It was such a surreal feeling, driving into the parking lot of my old facility. Like being a visitor in my old home. It was Christmas day and I had promised the residents that I’d spend the afternoon with them. Truth be told, it was as much for me as it was for them. I missed them. These past few weeks have sent me adrift and I needed the reminder of what started me on this caregiving path in the first place.
“ALICE! You’re BACK!” Shouts and greetings that warmed my heart and healed my spirits from residents and co-workers bounced from the walls. I felt at home, as if I never left.
In that moment, I remembered how much I once loved working in that facility. The challenge of having to solve problems in a moment’s notice, the constant testing of my every limit, the ability to look at someone I’m training in the eye and tell them that this is a tough gig if you do it correctly but if you’re open to it, this will be the one of the most worthwhile experiences in your life. I loved all of that.
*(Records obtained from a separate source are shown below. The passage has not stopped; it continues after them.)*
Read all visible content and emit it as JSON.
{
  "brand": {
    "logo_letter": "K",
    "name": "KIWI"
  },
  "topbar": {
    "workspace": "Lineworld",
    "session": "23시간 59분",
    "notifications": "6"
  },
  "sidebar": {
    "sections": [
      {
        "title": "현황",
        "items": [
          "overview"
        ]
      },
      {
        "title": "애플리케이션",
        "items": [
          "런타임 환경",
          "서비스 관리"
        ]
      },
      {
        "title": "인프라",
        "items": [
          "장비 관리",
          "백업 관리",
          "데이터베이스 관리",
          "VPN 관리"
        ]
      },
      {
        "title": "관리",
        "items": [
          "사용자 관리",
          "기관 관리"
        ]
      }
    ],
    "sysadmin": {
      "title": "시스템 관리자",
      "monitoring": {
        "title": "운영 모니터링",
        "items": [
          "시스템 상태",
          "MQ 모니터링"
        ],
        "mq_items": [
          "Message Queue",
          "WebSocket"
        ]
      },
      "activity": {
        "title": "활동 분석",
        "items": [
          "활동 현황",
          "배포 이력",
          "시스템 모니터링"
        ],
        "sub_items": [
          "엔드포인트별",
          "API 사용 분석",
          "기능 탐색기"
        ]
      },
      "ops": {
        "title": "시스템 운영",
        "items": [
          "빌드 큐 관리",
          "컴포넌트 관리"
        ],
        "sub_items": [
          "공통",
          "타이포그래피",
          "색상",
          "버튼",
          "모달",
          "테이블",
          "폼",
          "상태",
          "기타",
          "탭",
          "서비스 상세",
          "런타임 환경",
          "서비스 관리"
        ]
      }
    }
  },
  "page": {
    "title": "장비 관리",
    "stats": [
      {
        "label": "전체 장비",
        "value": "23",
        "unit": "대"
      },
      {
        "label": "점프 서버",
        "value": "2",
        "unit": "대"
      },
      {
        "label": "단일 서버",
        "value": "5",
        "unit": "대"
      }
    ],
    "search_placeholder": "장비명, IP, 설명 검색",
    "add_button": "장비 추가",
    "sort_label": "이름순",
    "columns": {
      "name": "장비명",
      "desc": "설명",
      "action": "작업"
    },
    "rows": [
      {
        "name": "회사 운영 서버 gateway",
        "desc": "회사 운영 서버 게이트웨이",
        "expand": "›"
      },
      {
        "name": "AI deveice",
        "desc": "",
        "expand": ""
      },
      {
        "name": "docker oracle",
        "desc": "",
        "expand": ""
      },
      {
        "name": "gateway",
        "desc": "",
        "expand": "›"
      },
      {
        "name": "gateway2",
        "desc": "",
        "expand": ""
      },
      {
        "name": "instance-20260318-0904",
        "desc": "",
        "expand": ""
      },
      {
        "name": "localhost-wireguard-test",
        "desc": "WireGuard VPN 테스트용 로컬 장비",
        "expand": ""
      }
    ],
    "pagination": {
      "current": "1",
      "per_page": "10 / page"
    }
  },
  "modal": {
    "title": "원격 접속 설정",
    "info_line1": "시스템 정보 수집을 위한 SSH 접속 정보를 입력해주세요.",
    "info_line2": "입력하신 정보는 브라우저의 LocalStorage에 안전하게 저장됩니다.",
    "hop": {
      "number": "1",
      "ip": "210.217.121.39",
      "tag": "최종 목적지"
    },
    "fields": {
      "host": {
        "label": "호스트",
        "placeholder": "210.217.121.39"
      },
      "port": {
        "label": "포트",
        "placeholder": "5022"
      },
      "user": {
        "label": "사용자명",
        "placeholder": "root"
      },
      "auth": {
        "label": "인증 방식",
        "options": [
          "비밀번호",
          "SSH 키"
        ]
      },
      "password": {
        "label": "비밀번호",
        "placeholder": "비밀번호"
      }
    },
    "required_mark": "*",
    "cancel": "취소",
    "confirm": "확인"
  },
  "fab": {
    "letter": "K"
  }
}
I found it endlessly challenging.
My greatest joy are the people. These interesting, difficult, demanding, funny, people who became my friends over the years; who have more wisdom in one pinkie than the rest of us have combined. How I’ve missed the stories. It’s safe here.
Suddenly my reasons for leaving seemed so remote; the pain and financial struggle and inability to blindly accept the status quo seemed a dim memory compared to the joy I took in my work. My etch-a-sketch mind quickly erased the rough edges of the actual working conditions and replaced it with a smooth and calm mental image of a reality that never existed.
In this time of upheaval, the familiarity of my old job is appealing. I know my residents, their preferences and routines. It would be so easy for me to just turn back. As tempting as that thought may be, I know it’s the wrong answer. It broke my heart to walk away the first time. It would just be harder to do it again in a year. Or two. Or three.
No. There is no going back. I don’t know where this new experience is going to lead me, but I have to believe that it’s not back to the starting gate. I have to believe that it’s leading me forward. Besides, my residents are what bring my life a deeper depth; a wealth of experience. That connection can happen just as easily over a cup of coffee as it can by punching the clock.